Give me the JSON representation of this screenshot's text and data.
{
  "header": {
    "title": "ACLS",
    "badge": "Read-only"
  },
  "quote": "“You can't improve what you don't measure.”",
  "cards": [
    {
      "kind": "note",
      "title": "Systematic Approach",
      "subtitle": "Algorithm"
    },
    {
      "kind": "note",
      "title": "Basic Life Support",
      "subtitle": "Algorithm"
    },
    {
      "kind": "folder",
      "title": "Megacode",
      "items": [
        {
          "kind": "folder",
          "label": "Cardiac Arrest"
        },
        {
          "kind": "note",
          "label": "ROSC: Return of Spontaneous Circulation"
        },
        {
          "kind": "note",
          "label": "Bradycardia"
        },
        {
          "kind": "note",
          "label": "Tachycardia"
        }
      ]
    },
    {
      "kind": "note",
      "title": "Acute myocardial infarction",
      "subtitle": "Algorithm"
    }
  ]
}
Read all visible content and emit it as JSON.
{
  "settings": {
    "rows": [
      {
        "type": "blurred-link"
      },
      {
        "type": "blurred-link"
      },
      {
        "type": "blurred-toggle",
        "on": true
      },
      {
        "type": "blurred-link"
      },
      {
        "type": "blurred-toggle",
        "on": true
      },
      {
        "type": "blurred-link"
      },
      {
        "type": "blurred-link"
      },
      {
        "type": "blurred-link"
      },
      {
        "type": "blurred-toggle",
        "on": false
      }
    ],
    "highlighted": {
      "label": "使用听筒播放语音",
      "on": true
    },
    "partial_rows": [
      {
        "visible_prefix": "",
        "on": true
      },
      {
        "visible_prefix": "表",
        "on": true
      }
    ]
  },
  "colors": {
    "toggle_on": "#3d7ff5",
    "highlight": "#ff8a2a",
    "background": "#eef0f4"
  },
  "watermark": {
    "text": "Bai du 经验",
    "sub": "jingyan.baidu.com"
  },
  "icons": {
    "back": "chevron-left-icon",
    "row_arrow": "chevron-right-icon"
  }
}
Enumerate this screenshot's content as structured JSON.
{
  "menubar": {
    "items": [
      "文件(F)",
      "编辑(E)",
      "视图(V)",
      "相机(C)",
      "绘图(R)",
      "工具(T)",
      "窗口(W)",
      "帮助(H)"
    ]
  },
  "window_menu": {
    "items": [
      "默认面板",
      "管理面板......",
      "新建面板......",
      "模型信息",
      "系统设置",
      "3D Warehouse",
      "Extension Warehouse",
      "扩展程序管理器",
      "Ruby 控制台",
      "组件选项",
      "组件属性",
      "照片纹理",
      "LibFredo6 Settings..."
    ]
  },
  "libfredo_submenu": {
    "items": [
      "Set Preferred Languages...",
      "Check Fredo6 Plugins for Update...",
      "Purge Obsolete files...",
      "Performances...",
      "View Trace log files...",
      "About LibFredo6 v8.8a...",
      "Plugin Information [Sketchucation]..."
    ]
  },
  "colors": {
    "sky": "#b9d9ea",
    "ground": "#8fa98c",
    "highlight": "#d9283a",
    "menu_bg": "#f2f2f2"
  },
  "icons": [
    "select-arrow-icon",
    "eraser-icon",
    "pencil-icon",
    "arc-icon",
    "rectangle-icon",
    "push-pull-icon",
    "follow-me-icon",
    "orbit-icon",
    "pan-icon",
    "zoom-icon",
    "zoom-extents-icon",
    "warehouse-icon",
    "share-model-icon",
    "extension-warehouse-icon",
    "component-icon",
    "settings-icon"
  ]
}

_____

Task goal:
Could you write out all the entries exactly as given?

Output:
Give me the JSON representation of this screenshot's text and data.
{
  "header": {
    "title": "ACLS",
    "badge": "Read-only"
  },
  "quote": "“You can't improve what you don't measure.”",
  "cards": [
    {
      "kind": "note",
      "title": "Systematic Approach",
      "subtitle": "Algorithm"
    },
    {
      "kind": "note",
      "title": "Basic Life Support",
      "subtitle": "Algorithm"
    },
    {
      "kind": "folder",
      "title": "Megacode",
      "items": [
        {
          "kind": "folder",
          "label": "Cardiac Arrest"
        },
        {
          "kind": "note",
          "label": "ROSC: Return of Spontaneous Circulation"
        },
        {
          "kind": "note",
          "label": "Bradycardia"
        },
        {
          "kind": "note",
          "label": "Tachycardia"
        }
      ]
    },
    {
      "kind": "note",
      "title": "Acute myocardial infarction",
      "subtitle": "Algorithm"
    }
  ]
}
Read all visible content and emit it as JSON.
{
  "settings": {
    "rows": [
      {
        "type": "blurred-link"
      },
      {
        "type": "blurred-link"
      },
      {
        "type": "blurred-toggle",
        "on": true
      },
      {
        "type": "blurred-link"
      },
      {
        "type": "blurred-toggle",
        "on": true
      },
      {
        "type": "blurred-link"
      },
      {
        "type": "blurred-link"
      },
      {
        "type": "blurred-link"
      },
      {
        "type": "blurred-toggle",
        "on": false
      }
    ],
    "highlighted": {
      "label": "使用听筒播放语音",
      "on": true
    },
    "partial_rows": [
      {
        "visible_prefix": "",
        "on": true
      },
      {
        "visible_prefix": "表",
        "on": true
      }
    ]
  },
  "colors": {
    "toggle_on": "#3d7ff5",
    "highlight": "#ff8a2a",
    "background": "#eef0f4"
  },
  "watermark": {
    "text": "Bai du 经验",
    "sub": "jingyan.baidu.com"
  },
  "icons": {
    "back": "chevron-left-icon",
    "row_arrow": "chevron-right-icon"
  }
}
Enumerate this screenshot's content as structured JSON.
{
  "menubar": {
    "items": [
      "文件(F)",
      "编辑(E)",
      "视图(V)",
      "相机(C)",
      "绘图(R)",
      "工具(T)",
      "窗口(W)",
      "帮助(H)"
    ]
  },
  "window_menu": {
    "items": [
      "默认面板",
      "管理面板......",
      "新建面板......",
      "模型信息",
      "系统设置",
      "3D Warehouse",
      "Extension Warehouse",
      "扩展程序管理器",
      "Ruby 控制台",
      "组件选项",
      "组件属性",
      "照片纹理",
      "LibFredo6 Settings..."
    ]
  },
  "libfredo_submenu": {
    "items": [
      "Set Preferred Languages...",
      "Check Fredo6 Plugins for Update...",
      "Purge Obsolete files...",
      "Performances...",
      "View Trace log files...",
      "About LibFredo6 v8.8a...",
      "Plugin Information [Sketchucation]..."
    ]
  },
  "colors": {
    "sky": "#b9d9ea",
    "ground": "#8fa98c",
    "highlight": "#d9283a",
    "menu_bg": "#f2f2f2"
  },
  "icons": [
    "select-arrow-icon",
    "eraser-icon",
    "pencil-icon",
    "arc-icon",
    "rectangle-icon",
    "push-pull-icon",
    "follow-me-icon",
    "orbit-icon",
    "pan-icon",
    "zoom-icon",
    "zoom-extents-icon",
    "warehouse-icon",
    "share-model-icon",
    "extension-warehouse-icon",
    "component-icon",
    "settings-icon"
  ]
}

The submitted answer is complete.